#### Source material ####
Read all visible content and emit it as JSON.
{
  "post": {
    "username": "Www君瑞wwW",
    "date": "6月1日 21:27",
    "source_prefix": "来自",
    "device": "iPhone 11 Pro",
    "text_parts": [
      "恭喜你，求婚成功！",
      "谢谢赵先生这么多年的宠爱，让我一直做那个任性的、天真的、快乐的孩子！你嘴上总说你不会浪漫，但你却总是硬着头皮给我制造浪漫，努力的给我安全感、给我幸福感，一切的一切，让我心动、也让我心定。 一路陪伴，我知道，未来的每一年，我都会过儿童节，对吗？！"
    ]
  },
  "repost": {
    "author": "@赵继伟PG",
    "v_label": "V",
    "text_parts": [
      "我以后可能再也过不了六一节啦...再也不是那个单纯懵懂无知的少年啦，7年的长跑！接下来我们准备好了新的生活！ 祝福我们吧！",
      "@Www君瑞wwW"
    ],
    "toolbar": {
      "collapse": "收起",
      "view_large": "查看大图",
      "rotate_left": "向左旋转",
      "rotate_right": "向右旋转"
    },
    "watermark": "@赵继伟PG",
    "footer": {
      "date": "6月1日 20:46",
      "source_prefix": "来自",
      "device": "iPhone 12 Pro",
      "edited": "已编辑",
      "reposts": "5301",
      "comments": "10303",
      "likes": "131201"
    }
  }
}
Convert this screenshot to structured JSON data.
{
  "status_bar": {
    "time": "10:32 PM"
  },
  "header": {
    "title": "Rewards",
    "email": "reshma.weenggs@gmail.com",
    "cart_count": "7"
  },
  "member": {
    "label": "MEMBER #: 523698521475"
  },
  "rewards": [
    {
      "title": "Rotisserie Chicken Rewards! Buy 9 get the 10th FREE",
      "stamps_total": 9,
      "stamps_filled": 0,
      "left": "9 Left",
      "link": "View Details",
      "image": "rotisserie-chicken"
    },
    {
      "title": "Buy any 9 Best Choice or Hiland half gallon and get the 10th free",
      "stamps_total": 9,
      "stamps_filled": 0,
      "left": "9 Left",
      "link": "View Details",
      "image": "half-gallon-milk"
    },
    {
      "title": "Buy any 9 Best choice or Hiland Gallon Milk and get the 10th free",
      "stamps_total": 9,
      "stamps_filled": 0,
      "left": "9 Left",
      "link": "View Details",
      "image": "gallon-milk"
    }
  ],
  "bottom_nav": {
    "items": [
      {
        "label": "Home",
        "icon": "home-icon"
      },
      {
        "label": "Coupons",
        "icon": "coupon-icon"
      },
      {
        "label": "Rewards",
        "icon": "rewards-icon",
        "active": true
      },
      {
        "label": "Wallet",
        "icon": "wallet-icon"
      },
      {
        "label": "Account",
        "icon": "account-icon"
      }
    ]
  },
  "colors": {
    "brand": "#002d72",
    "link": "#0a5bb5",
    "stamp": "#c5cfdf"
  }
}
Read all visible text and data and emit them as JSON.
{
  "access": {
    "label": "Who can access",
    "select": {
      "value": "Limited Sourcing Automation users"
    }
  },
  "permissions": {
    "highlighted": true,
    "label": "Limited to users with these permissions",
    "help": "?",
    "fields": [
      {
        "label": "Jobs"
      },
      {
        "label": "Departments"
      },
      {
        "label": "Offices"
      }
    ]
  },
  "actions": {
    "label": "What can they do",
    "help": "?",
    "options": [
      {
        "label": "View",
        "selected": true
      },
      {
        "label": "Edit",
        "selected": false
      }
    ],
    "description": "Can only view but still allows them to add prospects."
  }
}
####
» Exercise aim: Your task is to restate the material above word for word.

» Exercise output:
Read all visible content and emit it as JSON.
{
  "post": {
    "username": "Www君瑞wwW",
    "date": "6月1日 21:27",
    "source_prefix": "来自",
    "device": "iPhone 11 Pro",
    "text_parts": [
      "恭喜你，求婚成功！",
      "谢谢赵先生这么多年的宠爱，让我一直做那个任性的、天真的、快乐的孩子！你嘴上总说你不会浪漫，但你却总是硬着头皮给我制造浪漫，努力的给我安全感、给我幸福感，一切的一切，让我心动、也让我心定。 一路陪伴，我知道，未来的每一年，我都会过儿童节，对吗？！"
    ]
  },
  "repost": {
    "author": "@赵继伟PG",
    "v_label": "V",
    "text_parts": [
      "我以后可能再也过不了六一节啦...再也不是那个单纯懵懂无知的少年啦，7年的长跑！接下来我们准备好了新的生活！ 祝福我们吧！",
      "@Www君瑞wwW"
    ],
    "toolbar": {
      "collapse": "收起",
      "view_large": "查看大图",
      "rotate_left": "向左旋转",
      "rotate_right": "向右旋转"
    },
    "watermark": "@赵继伟PG",
    "footer": {
      "date": "6月1日 20:46",
      "source_prefix": "来自",
      "device": "iPhone 12 Pro",
      "edited": "已编辑",
      "reposts": "5301",
      "comments": "10303",
      "likes": "131201"
    }
  }
}
Convert this screenshot to structured JSON data.
{
  "status_bar": {
    "time": "10:32 PM"
  },
  "header": {
    "title": "Rewards",
    "email": "reshma.weenggs@gmail.com",
    "cart_count": "7"
  },
  "member": {
    "label": "MEMBER #: 523698521475"
  },
  "rewards": [
    {
      "title": "Rotisserie Chicken Rewards! Buy 9 get the 10th FREE",
      "stamps_total": 9,
      "stamps_filled": 0,
      "left": "9 Left",
      "link": "View Details",
      "image": "rotisserie-chicken"
    },
    {
      "title": "Buy any 9 Best Choice or Hiland half gallon and get the 10th free",
      "stamps_total": 9,
      "stamps_filled": 0,
      "left": "9 Left",
      "link": "View Details",
      "image": "half-gallon-milk"
    },
    {
      "title": "Buy any 9 Best choice or Hiland Gallon Milk and get the 10th free",
      "stamps_total": 9,
      "stamps_filled": 0,
      "left": "9 Left",
      "link": "View Details",
      "image": "gallon-milk"
    }
  ],
  "bottom_nav": {
    "items": [
      {
        "label": "Home",
        "icon": "home-icon"
      },
      {
        "label": "Coupons",
        "icon": "coupon-icon"
      },
      {
        "label": "Rewards",
        "icon": "rewards-icon",
        "active": true
      },
      {
        "label": "Wallet",
        "icon": "wallet-icon"
      },
      {
        "label": "Account",
        "icon": "account-icon"
      }
    ]
  },
  "colors": {
    "brand": "#002d72",
    "link": "#0a5bb5",
    "stamp": "#c5cfdf"
  }
}
Read all visible text and data and emit them as JSON.
{
  "access": {
    "label": "Who can access",
    "select": {
      "value": "Limited Sourcing Automation users"
    }
  },
  "permissions": {
    "highlighted": true,
    "label": "Limited to users with these permissions",
    "help": "?",
    "fields": [
      {
        "label": "Jobs"
      },
      {
        "label": "Departments"
      },
      {
        "label": "Offices"
      }
    ]
  },
  "actions": {
    "label": "What can they do",
    "help": "?",
    "options": [
      {
        "label": "View",
        "selected": true
      },
      {
        "label": "Edit",
        "selected": false
      }
    ],
    "description": "Can only view but still allows them to add prospects."
  }
}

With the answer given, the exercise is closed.